Pick the lines holding the string "被害届も" out of the records and copy them.

++++ Dataset extract

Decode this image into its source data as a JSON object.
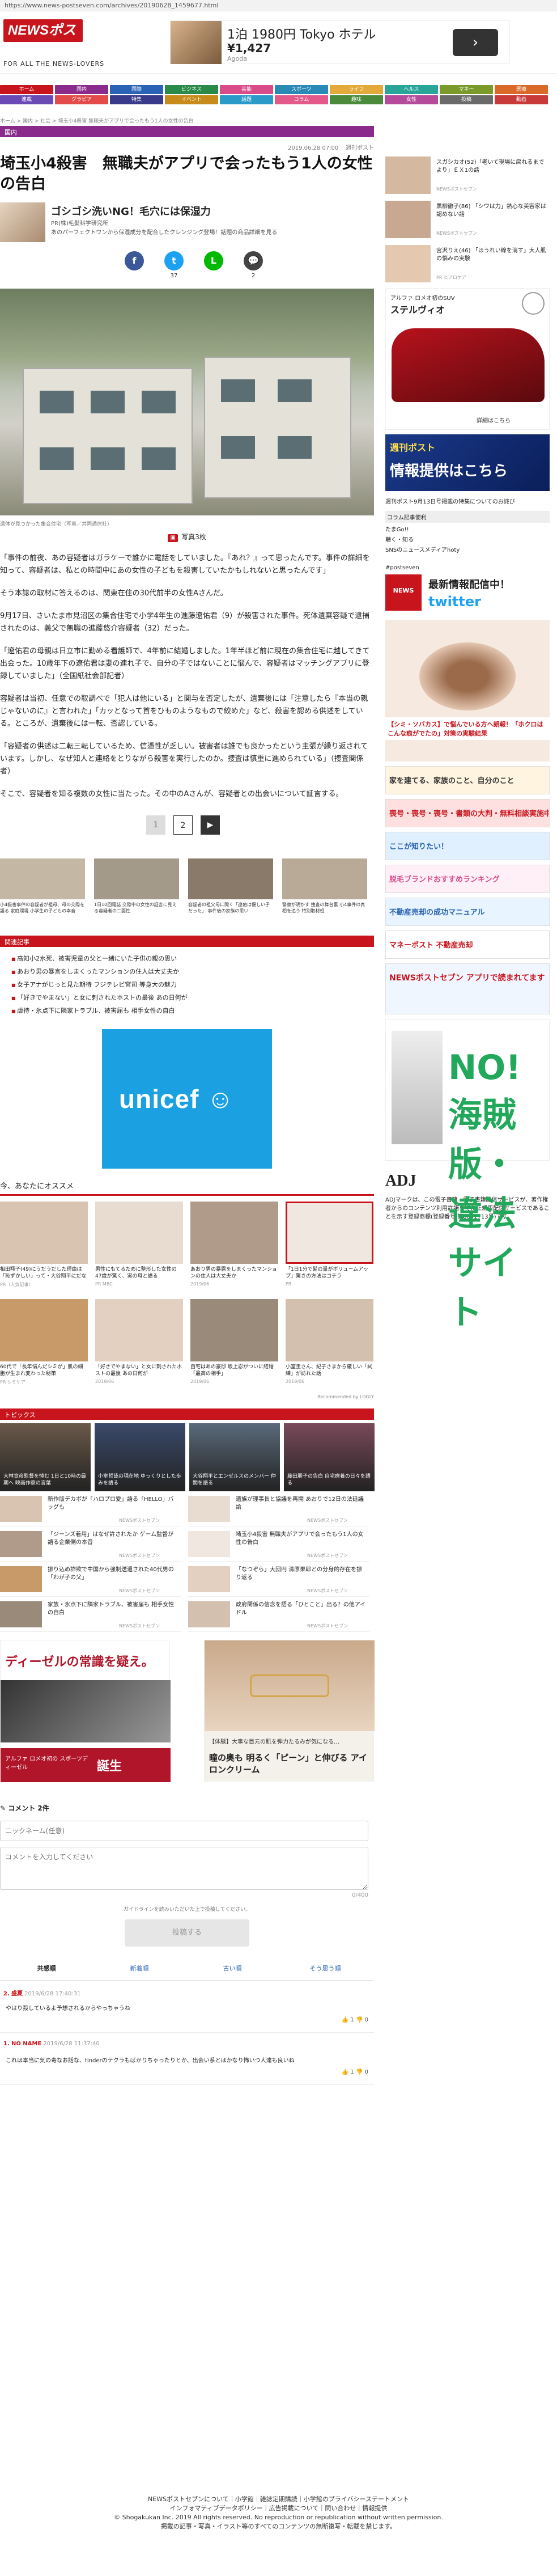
{
  "url": "https://www.news-postseven.com/archives/20190628_1459677.html",
  "logo": "NEWSポストセブン",
  "logo_tag": "FOR ALL THE NEWS-LOVERS",
  "top_ad": {
    "line1": "1泊 1980円 Tokyo ホテル",
    "line2": "¥1,427",
    "line3": "Agoda",
    "go": "›"
  },
  "nav": [
    {
      "label": "ホーム",
      "color": "#c8151d"
    },
    {
      "label": "国内",
      "color": "#8a2a8a"
    },
    {
      "label": "国際",
      "color": "#2a62b5"
    },
    {
      "label": "ビジネス",
      "color": "#2a8a4a"
    },
    {
      "label": "芸能",
      "color": "#d94c8a"
    },
    {
      "label": "スポーツ",
      "color": "#2a8ab5"
    },
    {
      "label": "ライフ",
      "color": "#e3a93a"
    },
    {
      "label": "ヘルス",
      "color": "#2aa59a"
    },
    {
      "label": "マネー",
      "color": "#7a9a2a"
    },
    {
      "label": "医療",
      "color": "#d96a2a"
    },
    {
      "label": "連載",
      "color": "#6a4ab5"
    },
    {
      "label": "グラビア",
      "color": "#e34a4a"
    },
    {
      "label": "特集",
      "color": "#3a3a8a"
    },
    {
      "label": "イベント",
      "color": "#c88a1a"
    },
    {
      "label": "話題",
      "color": "#2a9ac8"
    },
    {
      "label": "コラム",
      "color": "#e35a8a"
    },
    {
      "label": "趣味",
      "color": "#4a8a3a"
    },
    {
      "label": "女性",
      "color": "#b54a9a"
    },
    {
      "label": "投稿",
      "color": "#6a6a6a"
    },
    {
      "label": "動画",
      "color": "#c83a3a"
    }
  ],
  "breadcrumb": "ホーム > 国内 > 社会 > 埼玉小4殺害 無職夫がアプリで会ったもう1人の女性の告白",
  "category": "国内",
  "date": "2019.06.28 07:00",
  "magazine": "週刊ポスト",
  "title": "埼玉小4殺害　無職夫がアプリで会ったもう1人の女性の告白",
  "promo": {
    "headline": "ゴシゴシ洗いNG！毛穴には保湿力",
    "label": "PR(株)毛髪科学研究所",
    "text": "あのパーフェクトワンから保湿成分を配合したクレンジング登場！話題の商品詳細を見る"
  },
  "shares": [
    {
      "icon": "f",
      "count": "",
      "color": "#3b5998"
    },
    {
      "icon": "t",
      "count": "37",
      "color": "#1da1f2"
    },
    {
      "icon": "L",
      "count": "",
      "color": "#00b900"
    },
    {
      "icon": "💬",
      "count": "2",
      "color": "#444"
    }
  ],
  "photo_caption": "遺体が見つかった集合住宅（写真／共同通信社）",
  "photo_count": "写真3枚",
  "paragraphs": [
    "「事件の前夜、あの容疑者はガラケーで誰かに電話をしていました。『あれ？』って思ったんです。事件の詳細を知って、容疑者は、私との時間中にあの女性の子どもを殺害していたかもしれないと思ったんです」",
    "そう本誌の取材に答えるのは、関東在住の30代前半の女性Aさんだ。",
    "9月17日、さいたま市見沼区の集合住宅で小学4年生の進藤遼佑君（9）が殺害された事件。死体遺棄容疑で逮捕されたのは、義父で無職の進藤悠介容疑者（32）だった。",
    "「遼佑君の母親は日立市に勤める看護師で、4年前に結婚しました。1年半ほど前に現在の集合住宅に越してきて出会った。10歳年下の遼佑君は妻の連れ子で、自分の子ではないことに悩んで、容疑者はマッチングアプリに登録していました」（全国紙社会部記者）",
    "容疑者は当初、任意での取調べで「犯人は他にいる」と関与を否定したが、遺棄後には「注意したら『本当の親じゃないのに』と言われた」「カッとなって首をひものようなもので絞めた」など、殺害を認める供述をしている。ところが、遺棄後には一転、否認している。",
    "「容疑者の供述は二転三転しているため、信憑性が乏しい。被害者は誰でも良かったという主張が繰り返されています。しかし、なぜ知人と連絡をとりながら殺害を実行したのか。捜査は慎重に進められている」（捜査関係者）",
    "そこで、容疑者を知る複数の女性に当たった。その中のAさんが、容疑者との出会いについて証言する。"
  ],
  "pager": {
    "current": "1",
    "next": "2",
    "arrow": "▶"
  },
  "thumbs": [
    "小4殺害事件の容疑者が祖母、母の交際を語る 家庭環境 小学生の子どもの本音",
    "1日10回電話 交際中の女性の証言に見える容疑者の二面性",
    "容疑者の祖父母に聞く「遼佑は優しい子だった」 事件後の家族の思い",
    "警察が明かす 捜査の舞台裏 小4事件の真相を追う 特別取材班"
  ],
  "related_title": "関連記事",
  "related": [
    "高知小2水死、被害児童の父と一緒にいた子供の親の思い",
    "あおり男の暴言をしまくったマンションの住人は大丈夫か",
    "女子アナがじっと見た期待 フジテレビ宮司 等身大の魅力",
    "「好きでやまない」と女に刺されたホストの最後 あの日何が",
    "虐待・氷点下に隣家トラブル、被害届も 相手女性の自白"
  ],
  "rec_title": "今、あなたにオススメ",
  "rec": [
    {
      "text": "相田翔子(49)にうだうだした理由は「恥ずかしい」って・大谷翔平にだな",
      "src": "PR（人気記事）"
    },
    {
      "text": "男性にもてるために整形した女性の47歳が驚く、実の母と語る",
      "src": "PR MBC"
    },
    {
      "text": "あおり男の暴露をしまくったマンションの住人は大丈夫か",
      "src": "2019/06"
    },
    {
      "text": "「1日1分で髪の量がボリュームアップ」驚きの方法はコチラ",
      "src": "PR"
    },
    {
      "text": "60代で「長年悩んだシミが」肌の細胞が生まれ変わった秘策",
      "src": "PR シミケア"
    },
    {
      "text": "「好きでやまない」と女に刺されたホストの最後 あの日何が",
      "src": "2019/06"
    },
    {
      "text": "自宅はあの豪邸 坂上忍がついに結婚「最高の相手」",
      "src": "2019/06"
    },
    {
      "text": "小室圭さん、紀子さまから厳しい「試練」が訪れた話",
      "src": "2019/06"
    }
  ],
  "logly": "Recommended by LOGLY",
  "topics_title": "トピックス",
  "topics_banner": [
    "大林宣彦監督を悼む 1日と10時の最期へ 映画作家の言葉",
    "小室哲哉の現在地 ゆっくりとした歩みを語る",
    "大谷翔平とエンゼルスのメンバー 仲間を語る",
    "藤田朋子の告白 自宅療養の日々を語る"
  ],
  "topics": [
    {
      "text": "新作版デカボが「ハロプロ愛」語る「HELLO」バッグも",
      "src": "NEWSポストセブン"
    },
    {
      "text": "遺族が理事長と協議を再開 あおりで12日の法廷議論",
      "src": "NEWSポストセブン"
    },
    {
      "text": "「ジーンズ着用」はなぜ許されたか ゲーム監督が語る企業側の本音",
      "src": "NEWSポストセブン"
    },
    {
      "text": "埼玉小4殺害 無職夫がアプリで会ったもう1人の女性の告白",
      "src": "NEWSポストセブン"
    },
    {
      "text": "振り込め詐欺で中国から強制送還された40代男の「わが子の父」",
      "src": "NEWSポストセブン"
    },
    {
      "text": "「なつぞら」大団円 清原果耶との分身的存在を振り返る",
      "src": "NEWSポストセブン"
    },
    {
      "text": "家族・氷点下に隣家トラブル、被害届も 相手女性の自白",
      "src": "NEWSポストセブン"
    },
    {
      "text": "政府関係の信念を語る「ひとこと」出る？の他アイドル",
      "src": "NEWSポストセブン"
    }
  ],
  "big_ad1": {
    "line1": "ディーゼルの常識を疑え。",
    "line2": "アルファ ロメオ初の スポーツディーゼル",
    "line3": "誕生"
  },
  "big_ad2": {
    "line1": "【体験】大事な目元の肌を弾力たるみが気になる…",
    "line2": "瞳の奥も 明るく「ピーン」と伸びる アイロンクリーム"
  },
  "comment_count": "コメント 2件",
  "nick_placeholder": "ニックネーム(任意)",
  "comment_placeholder": "コメントを入力してください",
  "char_count": "0/400",
  "guideline": "ガイドラインを読みいただいた上で投稿してください。",
  "post_btn": "投稿する",
  "cm_tabs": [
    "共感順",
    "新着順",
    "古い順",
    "そう思う順"
  ],
  "comments": [
    {
      "num": "2.",
      "name": "盛夏",
      "date": "2019/6/28 17:40:31",
      "text": "やはり殺しているよ予想されるからやっちゃうね",
      "up": "1",
      "down": "0"
    },
    {
      "num": "1.",
      "name": "NO NAME",
      "date": "2019/6/28 11:37:40",
      "text": "これは本当に気の毒なお話な、tinderのテクラもばかりちゃったりとか、出会い系とはかなり怖いつ人達も良いね",
      "up": "1",
      "down": "0"
    }
  ],
  "side": [
    {
      "text": "スガシカオ(52)「老いて現場に戻れるまでより」ＥＸ1の話",
      "src": "NEWSポストセブン"
    },
    {
      "text": "黒柳徹子(86) 「シワは力」熱心な美容家は認めない話",
      "src": "NEWSポストセブン"
    },
    {
      "text": "宮沢りえ(46) 「ほうれい線を消す」大人肌の悩みの実験",
      "src": "PR ヒアロケア"
    }
  ],
  "alfa_ad": {
    "line1": "アルファ ロメオ初のSUV",
    "line2": "ステルヴィオ",
    "line3": "詳細はこちら"
  },
  "info_banner": {
    "line1": "週刊ポスト",
    "line2": "情報提供はこちら"
  },
  "side_note": "週刊ポスト9月13日号掲載の特集についてのお詫び",
  "coupon_title": "コラム記事便利",
  "coupon_items": [
    "たまGo!!",
    "聴く・知る",
    "SNSのニュースメディアhoty"
  ],
  "tw_handle": "#postseven",
  "tw_line1": "最新情報配信中！",
  "tw_line2": "twitter",
  "skin_ad": "【シミ・ソバカス】で悩んでいる方へ朗報！「ホクロはこんな痕がでたの」対策の実験結果",
  "side_banners": [
    "家を建てる、家族のこと、自分のこと",
    "喪号・喪号・喪号・書類の大判・無料相談実施中",
    "ここが知りたい！",
    "脱毛ブランドおすすめランキング",
    "不動産売却の成功マニュアル",
    "マネーポスト 不動産売却",
    "NEWSポストセブン アプリで読まれてます"
  ],
  "noa_ad": "NO! 海賊版・違法サイト",
  "adj": "ADJ",
  "adj_text": "ADJマークは、この電子書籍・電子書籍配信サービスが、著作権者からのコンテンツ利用許諾を得た正規版配信サービスであることを示す登録商標(登録番号 第6091713号)です。",
  "footer": [
    "NEWSポストセブンについて｜小学館｜雑誌定期購読｜小学館のプライバシーステートメント",
    "インフォマティブデータポリシー｜広告掲載について｜問い合わせ｜情報提供",
    "© Shogakukan Inc. 2019 All rights reserved. No reproduction or republication without written permission.",
    "掲載の記事・写真・イラスト等のすべてのコンテンツの無断複写・転載を禁じます。"
  ]
}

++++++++

Solution to the problem:
    "虐待・氷点下に隣家トラブル、被害届も 相手女性の自白"
      "text": "家族・氷点下に隣家トラブル、被害届も 相手女性の自白",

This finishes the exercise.